Rock formations, which have surfaced on the southern, eastern and, to a slight degree, the western faces, appear to play a significant role in the defences. Much of the southern and eastern ramparts are extremely steep, almost precipitous in places; after two millennia of erosion, these could only be sustained by a natural outcrop hidden beneath the surface. Perhaps these sheer, unassailable faces, explain why this hill was chosen at the expense of loftier summits nearby. Certainly in the south-eastern corner, where the rampart tapers down into a triangular shape, these natural formations have defined the shape of the fort. It appears that there is only a single rampart on the southern and eastern faces, easy to understand why, but the western aspect, which is of comparable height but much less sheer, includes a double rampart. The outer ditch, at least in the south-western corner, appears to have been formed out of the rock, though it is difficult to tell how far this rock proceeds along the western face as it quickly vanishes beneath the earth.

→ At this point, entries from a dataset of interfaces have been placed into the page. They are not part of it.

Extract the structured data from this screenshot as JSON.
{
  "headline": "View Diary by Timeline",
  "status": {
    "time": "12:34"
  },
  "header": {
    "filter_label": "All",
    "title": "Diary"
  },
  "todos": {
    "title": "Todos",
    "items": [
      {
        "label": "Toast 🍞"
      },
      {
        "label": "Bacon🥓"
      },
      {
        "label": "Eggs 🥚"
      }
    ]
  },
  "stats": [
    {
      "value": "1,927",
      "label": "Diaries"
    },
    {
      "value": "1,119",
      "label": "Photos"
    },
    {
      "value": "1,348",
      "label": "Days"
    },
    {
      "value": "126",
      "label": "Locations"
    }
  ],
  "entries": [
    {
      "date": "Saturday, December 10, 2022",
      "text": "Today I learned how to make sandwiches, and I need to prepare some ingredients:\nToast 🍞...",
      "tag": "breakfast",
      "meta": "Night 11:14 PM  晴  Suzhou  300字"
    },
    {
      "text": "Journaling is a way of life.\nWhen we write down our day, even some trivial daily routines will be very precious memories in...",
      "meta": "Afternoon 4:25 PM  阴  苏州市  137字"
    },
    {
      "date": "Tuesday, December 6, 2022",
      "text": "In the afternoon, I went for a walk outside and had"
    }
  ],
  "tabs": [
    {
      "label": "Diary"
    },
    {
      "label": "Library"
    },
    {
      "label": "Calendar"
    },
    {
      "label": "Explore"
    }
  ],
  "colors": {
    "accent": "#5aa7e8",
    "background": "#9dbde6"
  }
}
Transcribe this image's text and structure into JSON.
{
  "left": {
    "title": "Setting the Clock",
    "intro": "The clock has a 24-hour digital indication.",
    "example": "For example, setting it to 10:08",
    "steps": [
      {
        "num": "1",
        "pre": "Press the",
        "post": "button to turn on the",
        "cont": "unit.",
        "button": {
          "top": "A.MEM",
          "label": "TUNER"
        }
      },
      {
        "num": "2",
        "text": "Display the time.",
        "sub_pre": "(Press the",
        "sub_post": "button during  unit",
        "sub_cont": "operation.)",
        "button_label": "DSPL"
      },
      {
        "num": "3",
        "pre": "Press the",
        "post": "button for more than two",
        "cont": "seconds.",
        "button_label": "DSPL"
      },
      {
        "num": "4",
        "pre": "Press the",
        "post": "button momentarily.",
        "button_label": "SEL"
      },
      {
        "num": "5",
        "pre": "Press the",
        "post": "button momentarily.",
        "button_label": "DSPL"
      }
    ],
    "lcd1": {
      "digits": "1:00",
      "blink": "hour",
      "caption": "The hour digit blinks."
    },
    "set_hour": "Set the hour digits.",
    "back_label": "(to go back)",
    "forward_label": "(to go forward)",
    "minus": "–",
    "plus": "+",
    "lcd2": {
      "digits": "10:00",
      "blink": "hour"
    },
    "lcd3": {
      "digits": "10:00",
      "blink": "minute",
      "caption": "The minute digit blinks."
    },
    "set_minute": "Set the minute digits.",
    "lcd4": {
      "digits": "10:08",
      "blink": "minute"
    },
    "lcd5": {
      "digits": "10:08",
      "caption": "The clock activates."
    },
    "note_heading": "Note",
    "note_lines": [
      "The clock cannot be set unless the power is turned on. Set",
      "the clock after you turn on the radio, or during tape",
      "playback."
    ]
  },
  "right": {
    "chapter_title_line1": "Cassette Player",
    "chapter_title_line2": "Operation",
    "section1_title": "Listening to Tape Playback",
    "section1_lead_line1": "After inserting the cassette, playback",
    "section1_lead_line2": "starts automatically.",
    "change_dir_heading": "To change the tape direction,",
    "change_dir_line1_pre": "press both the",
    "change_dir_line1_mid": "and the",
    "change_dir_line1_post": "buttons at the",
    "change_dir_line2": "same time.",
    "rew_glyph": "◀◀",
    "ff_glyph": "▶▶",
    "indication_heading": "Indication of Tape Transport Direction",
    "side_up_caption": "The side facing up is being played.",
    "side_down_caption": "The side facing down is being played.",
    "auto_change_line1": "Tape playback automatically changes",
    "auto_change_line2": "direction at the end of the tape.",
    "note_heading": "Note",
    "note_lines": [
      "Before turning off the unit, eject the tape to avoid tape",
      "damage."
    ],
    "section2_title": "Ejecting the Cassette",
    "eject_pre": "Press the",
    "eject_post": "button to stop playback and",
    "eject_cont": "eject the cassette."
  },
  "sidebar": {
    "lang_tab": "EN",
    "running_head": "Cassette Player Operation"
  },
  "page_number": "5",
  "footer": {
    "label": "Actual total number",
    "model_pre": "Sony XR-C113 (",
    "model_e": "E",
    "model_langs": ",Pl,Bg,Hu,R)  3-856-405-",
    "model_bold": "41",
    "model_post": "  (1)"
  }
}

In these three directions; eastern, southern, and western, the fortifications appear quite formidable; it is odd, therefore, that the northern face, by far the shallowest, only has a single rampart in its defence. It is possible that recent farming could have obliterated visual evidence of further ditches along this front, though it is also possible, as this face contains what forms the modern and surely also the ancient entrance to the fort, that a particularly impressive wooden palisade more than made up for this deficiency.
A final curiosity is that the fort appears to be amongst the very few to have its own water supply. A tributary of the River Worfe skirts the bottom of the northern, eastern and southern ramparts, encompassing, in the manner of a moat, approximately half of the fort.
The Walls is quite a unique but unassuming hill fort. It is difficult to find; a passer-by who is not actively searching for it would not know that it is there, and at a glance, particularly from the area of public access, it would not appear in any way remarkable. But consider the strategic position that it occupies, the river at its feet, and the clever use of the natural shape of the hill to form some truly imposing ramparts; here is a rarity amongst hill forts. If only a little effort was spent to clear the ramparts of trees and fully open the site up to the public, this could be one of Shropshire's great archeological treasures.
Guide to Photographs